HARBESON: Rise up against the force
BY DEBBIE HARBESON
CLARK COUNTY — An uneasy feeling of anticipation filled the air this past weekend as the Crusade for Children finished up its annual fundraising marathon. A Kentucky fire department chief is accused of embezzling hundreds of thousands of dollars intended for the Crusade, so organizers were unsure how this news would affect this year’s donations.
Everyone wondered if this scandal would burn a hole of mistrust inside this organization so large that donations would be severely affected. Crusade officials knew they needed to demonstrate their effectiveness in helping special needs children in the community. They understood they needed to calm any fears that the money would not get to the children who needed the help.
The fire department that was involved in the scandal did collect less money this year, but in total, the Crusade’s collection was the largest since 2005. Of course, it’s entirely possible they had to spend more than usual on promotional efforts in order to overcome the scandal, which means the actual take could indeed be less, but even so it was a success.
The Crusade already had a lot going for it to avert disaster because it is a voluntary organization. This enabled members to build the knowledge, strength and initiative they needed to accomplish goals.
With or without a scandal, they’ve always had to work hard to persuade others that what they do is worthy of support. That’s what happens when you interact with others on a voluntary basis.
In addition, prospective donors had many choices in how to react to the situation. They could refuse to donate at all or they could give less than before. They could decide, after looking at the specifics of the scandal, that they don’t want a fire department to play middleman and just give the money straight to the Crusade. Forget the boots and sirens.
Isn’t it refreshing to see what people can accomplish voluntarily when they believe in something? Obviously people care. Obviously people will support causes without being forced.
It’s difficult to stop good people from doing good work when it’s based on voluntary interactions. Just imagine if all of our interactions were done in such a voluntary manner.
Just imagine if any government system, a school for example, had to actually work to get funds based on voluntary interactions rather than using force. What do you think they would do differently? What would you do differently when scandals occur?
It’s not the same with government entities though. Scandals inside government institutions are so much different. They are merely tiny scandals wrapped inside a much bigger scandal.
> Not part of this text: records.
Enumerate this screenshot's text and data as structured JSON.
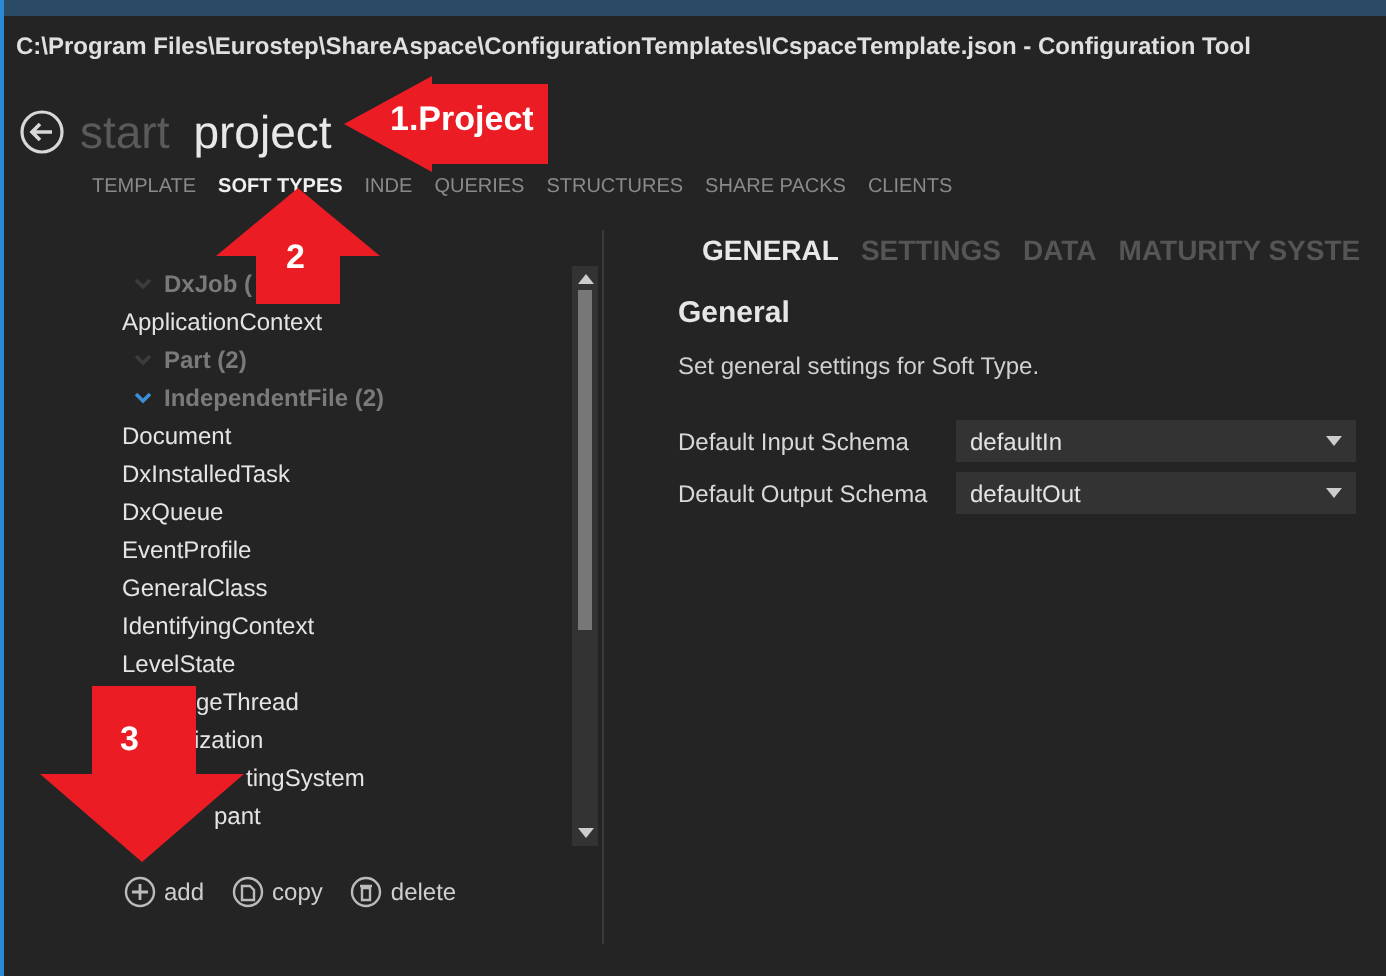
{
  "window": {
    "title": "C:\\Program Files\\Eurostep\\ShareAspace\\ConfigurationTemplates\\ICspaceTemplate.json - Configuration Tool"
  },
  "breadcrumb": [
    {
      "label": "start",
      "selected": false
    },
    {
      "label": "project",
      "selected": true
    }
  ],
  "tabs": [
    {
      "label": "TEMPLATE",
      "selected": false
    },
    {
      "label": "SOFT TYPES",
      "selected": true
    },
    {
      "label": "INDE",
      "selected": false
    },
    {
      "label": "QUERIES",
      "selected": false
    },
    {
      "label": "STRUCTURES",
      "selected": false
    },
    {
      "label": "SHARE PACKS",
      "selected": false
    },
    {
      "label": "CLIENTS",
      "selected": false
    }
  ],
  "soft_types": [
    {
      "kind": "group",
      "label": "DxJob (",
      "active": false
    },
    {
      "kind": "item",
      "label": "ApplicationContext"
    },
    {
      "kind": "group",
      "label": "Part (2)",
      "active": false
    },
    {
      "kind": "group",
      "label": "IndependentFile (2)",
      "active": true
    },
    {
      "kind": "item",
      "label": "Document"
    },
    {
      "kind": "item",
      "label": "DxInstalledTask"
    },
    {
      "kind": "item",
      "label": "DxQueue"
    },
    {
      "kind": "item",
      "label": "EventProfile"
    },
    {
      "kind": "item",
      "label": "GeneralClass"
    },
    {
      "kind": "item",
      "label": "IdentifyingContext"
    },
    {
      "kind": "item",
      "label": "LevelState"
    },
    {
      "kind": "item",
      "label": "geThread"
    },
    {
      "kind": "item",
      "label": "ization"
    },
    {
      "kind": "item",
      "label": "tingSystem"
    },
    {
      "kind": "item",
      "label": "pant"
    }
  ],
  "actions": [
    {
      "kind": "add",
      "label": "add"
    },
    {
      "kind": "copy",
      "label": "copy"
    },
    {
      "kind": "delete",
      "label": "delete"
    }
  ],
  "detail_tabs": [
    {
      "label": "GENERAL",
      "selected": true
    },
    {
      "label": "SETTINGS",
      "selected": false
    },
    {
      "label": "DATA",
      "selected": false
    },
    {
      "label": "MATURITY SYSTE",
      "selected": false
    }
  ],
  "section": {
    "title": "General",
    "description": "Set general settings for Soft Type."
  },
  "fields": [
    {
      "label": "Default Input Schema",
      "value": "defaultIn"
    },
    {
      "label": "Default Output Schema",
      "value": "defaultOut"
    }
  ],
  "annotations": [
    {
      "kind": "left",
      "text": "1.Project"
    },
    {
      "kind": "up",
      "text": "2"
    },
    {
      "kind": "down",
      "text": "3"
    }
  ]
}
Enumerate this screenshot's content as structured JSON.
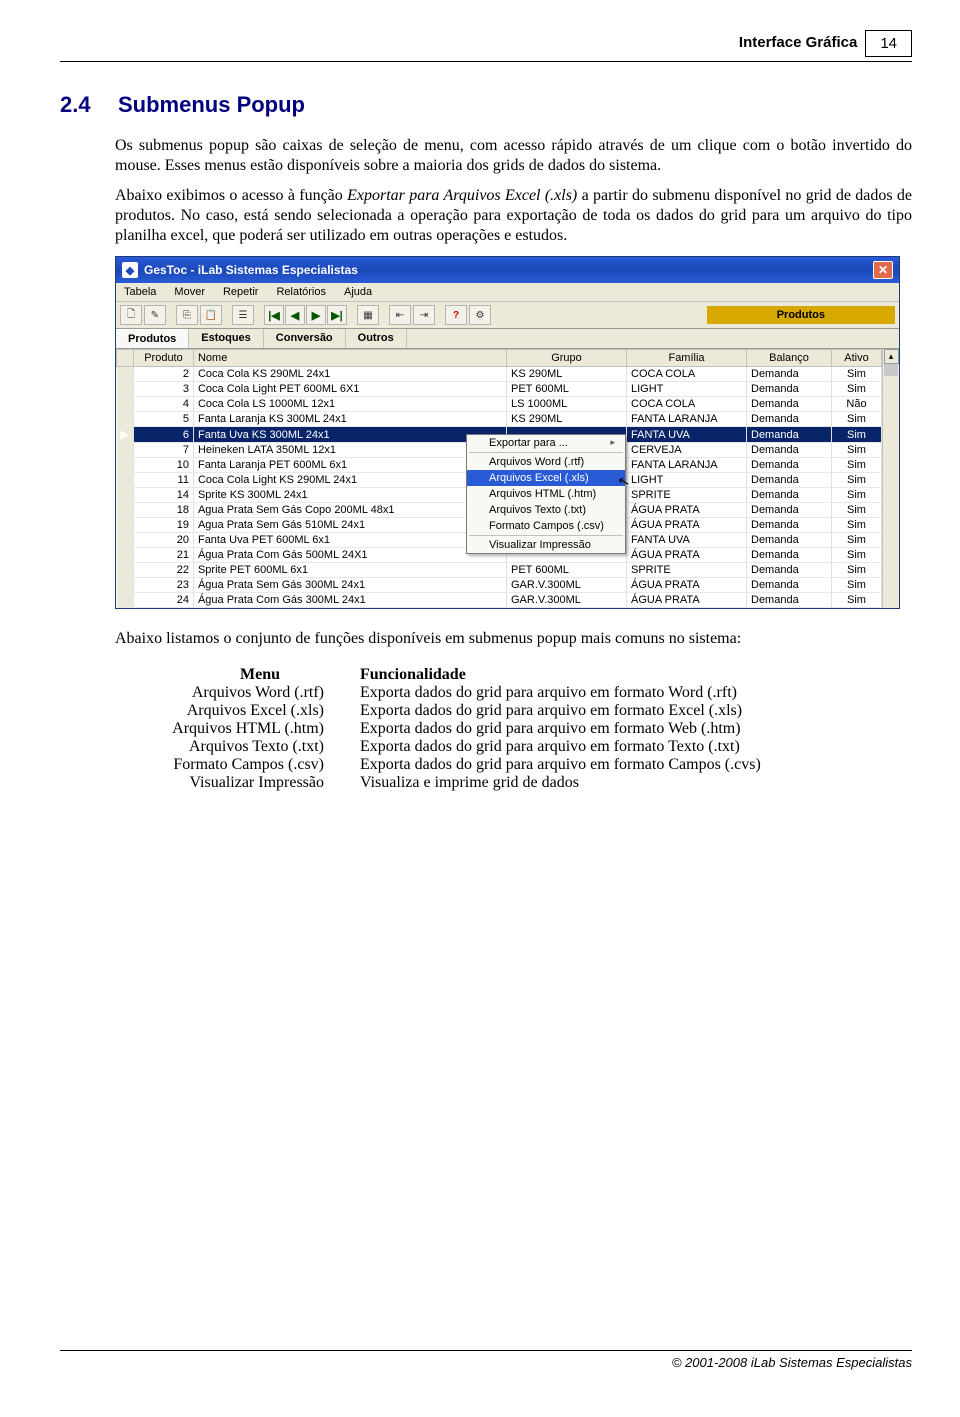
{
  "header": {
    "title": "Interface Gráfica",
    "page": "14"
  },
  "section": {
    "num": "2.4",
    "title": "Submenus Popup"
  },
  "para1": "Os submenus popup são caixas de seleção de menu, com acesso rápido através de um clique com o botão invertido do mouse. Esses menus estão disponíveis sobre a maioria dos grids de dados do sistema.",
  "para2a": "Abaixo exibimos o acesso à função ",
  "para2b": "Exportar para Arquivos Excel (.xls)",
  "para2c": " a partir do submenu disponível no grid de dados de produtos. No caso, está sendo selecionada a operação para exportação de toda os dados do grid para um arquivo do tipo planilha excel, que poderá ser utilizado em outras operações e estudos.",
  "app": {
    "title": "GesToc - iLab Sistemas Especialistas",
    "menus": [
      "Tabela",
      "Mover",
      "Repetir",
      "Relatórios",
      "Ajuda"
    ],
    "right_label": "Produtos",
    "tabs": [
      "Produtos",
      "Estoques",
      "Conversão",
      "Outros"
    ],
    "columns": [
      "Produto",
      "Nome",
      "Grupo",
      "Família",
      "Balanço",
      "Ativo"
    ],
    "rows": [
      {
        "p": "2",
        "n": "Coca Cola KS 290ML 24x1",
        "g": "KS 290ML",
        "f": "COCA COLA",
        "b": "Demanda",
        "a": "Sim"
      },
      {
        "p": "3",
        "n": "Coca Cola Light PET 600ML 6X1",
        "g": "PET 600ML",
        "f": "LIGHT",
        "b": "Demanda",
        "a": "Sim"
      },
      {
        "p": "4",
        "n": "Coca Cola LS 1000ML 12x1",
        "g": "LS 1000ML",
        "f": "COCA COLA",
        "b": "Demanda",
        "a": "Não"
      },
      {
        "p": "5",
        "n": "Fanta Laranja KS 300ML 24x1",
        "g": "KS 290ML",
        "f": "FANTA LARANJA",
        "b": "Demanda",
        "a": "Sim"
      },
      {
        "p": "6",
        "n": "Fanta Uva KS 300ML 24x1",
        "g": "",
        "f": "FANTA UVA",
        "b": "Demanda",
        "a": "Sim",
        "sel": true
      },
      {
        "p": "7",
        "n": "Heineken LATA 350ML 12x1",
        "g": "",
        "f": "CERVEJA",
        "b": "Demanda",
        "a": "Sim"
      },
      {
        "p": "10",
        "n": "Fanta Laranja PET 600ML 6x1",
        "g": "",
        "f": "FANTA LARANJA",
        "b": "Demanda",
        "a": "Sim"
      },
      {
        "p": "11",
        "n": "Coca Cola Light KS 290ML 24x1",
        "g": "",
        "f": "LIGHT",
        "b": "Demanda",
        "a": "Sim"
      },
      {
        "p": "14",
        "n": "Sprite KS 300ML 24x1",
        "g": "",
        "f": "SPRITE",
        "b": "Demanda",
        "a": "Sim"
      },
      {
        "p": "18",
        "n": "Agua Prata Sem Gás Copo 200ML 48x1",
        "g": "",
        "f": "ÁGUA PRATA",
        "b": "Demanda",
        "a": "Sim"
      },
      {
        "p": "19",
        "n": "Agua Prata Sem Gás 510ML 24x1",
        "g": "",
        "f": "ÁGUA PRATA",
        "b": "Demanda",
        "a": "Sim"
      },
      {
        "p": "20",
        "n": "Fanta Uva PET 600ML 6x1",
        "g": "",
        "f": "FANTA UVA",
        "b": "Demanda",
        "a": "Sim"
      },
      {
        "p": "21",
        "n": "Água Prata Com Gás 500ML 24X1",
        "g": "",
        "f": "ÁGUA PRATA",
        "b": "Demanda",
        "a": "Sim"
      },
      {
        "p": "22",
        "n": "Sprite PET 600ML 6x1",
        "g": "PET 600ML",
        "f": "SPRITE",
        "b": "Demanda",
        "a": "Sim"
      },
      {
        "p": "23",
        "n": "Água Prata Sem Gás 300ML 24x1",
        "g": "GAR.V.300ML",
        "f": "ÁGUA PRATA",
        "b": "Demanda",
        "a": "Sim"
      },
      {
        "p": "24",
        "n": "Água Prata Com Gás 300ML 24x1",
        "g": "GAR.V.300ML",
        "f": "ÁGUA PRATA",
        "b": "Demanda",
        "a": "Sim"
      }
    ],
    "popup": {
      "header": "Exportar para ...",
      "items": [
        "Arquivos Word (.rtf)",
        "Arquivos Excel (.xls)",
        "Arquivos HTML (.htm)",
        "Arquivos Texto (.txt)",
        "Formato Campos (.csv)"
      ],
      "footer": "Visualizar Impressão",
      "highlight_index": 1
    }
  },
  "caption": "Abaixo listamos o conjunto de funções disponíveis em submenus popup mais comuns no sistema:",
  "func": {
    "h_menu": "Menu",
    "h_func": "Funcionalidade",
    "rows": [
      {
        "m": "Arquivos Word (.rtf)",
        "f": "Exporta dados do grid para arquivo em formato Word (.rft)"
      },
      {
        "m": "Arquivos Excel (.xls)",
        "f": "Exporta dados do grid para arquivo em formato Excel (.xls)"
      },
      {
        "m": "Arquivos HTML (.htm)",
        "f": "Exporta dados do grid para arquivo em formato Web (.htm)"
      },
      {
        "m": "Arquivos Texto (.txt)",
        "f": "Exporta dados do grid para arquivo em formato Texto (.txt)"
      },
      {
        "m": "Formato Campos (.csv)",
        "f": "Exporta dados do grid para arquivo em formato Campos (.cvs)"
      },
      {
        "m": "Visualizar Impressão",
        "f": "Visualiza e imprime grid de dados"
      }
    ]
  },
  "footer": "© 2001-2008 iLab Sistemas Especialistas"
}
We think we’re making progress or have some real power when we vote in someone new after a government scandal breaks out, but meanwhile the money to fund their misguided actions keeps on pouring in from our pockets, whether we want it to or not. That’s scandalous.
With governments, the initial setup itself is the scandal. The system we condone is as immoral as that fire chief, taking other people’s money and spending it without their explicit consent.
It’s time to start rethinking what we’re doing. That’s why I’m on a crusade of my own, a crusade that calls for increased voluntary interactions and less force. I want to persuade you to see that government-approved force is the problem.
We need the freedom to think for ourselves and make our own individual noncoerced decisions on what deserves our support. We need the ability to opt out of promoting and funding scandalous behavior and nothing is more scandalous than pointing guns at people to get money. No matter what the cause.
Sellersburg resident Debbie Harbeson experienced an uneasy feeling of anticipation once when she found out she ate some laxative-laced brownies.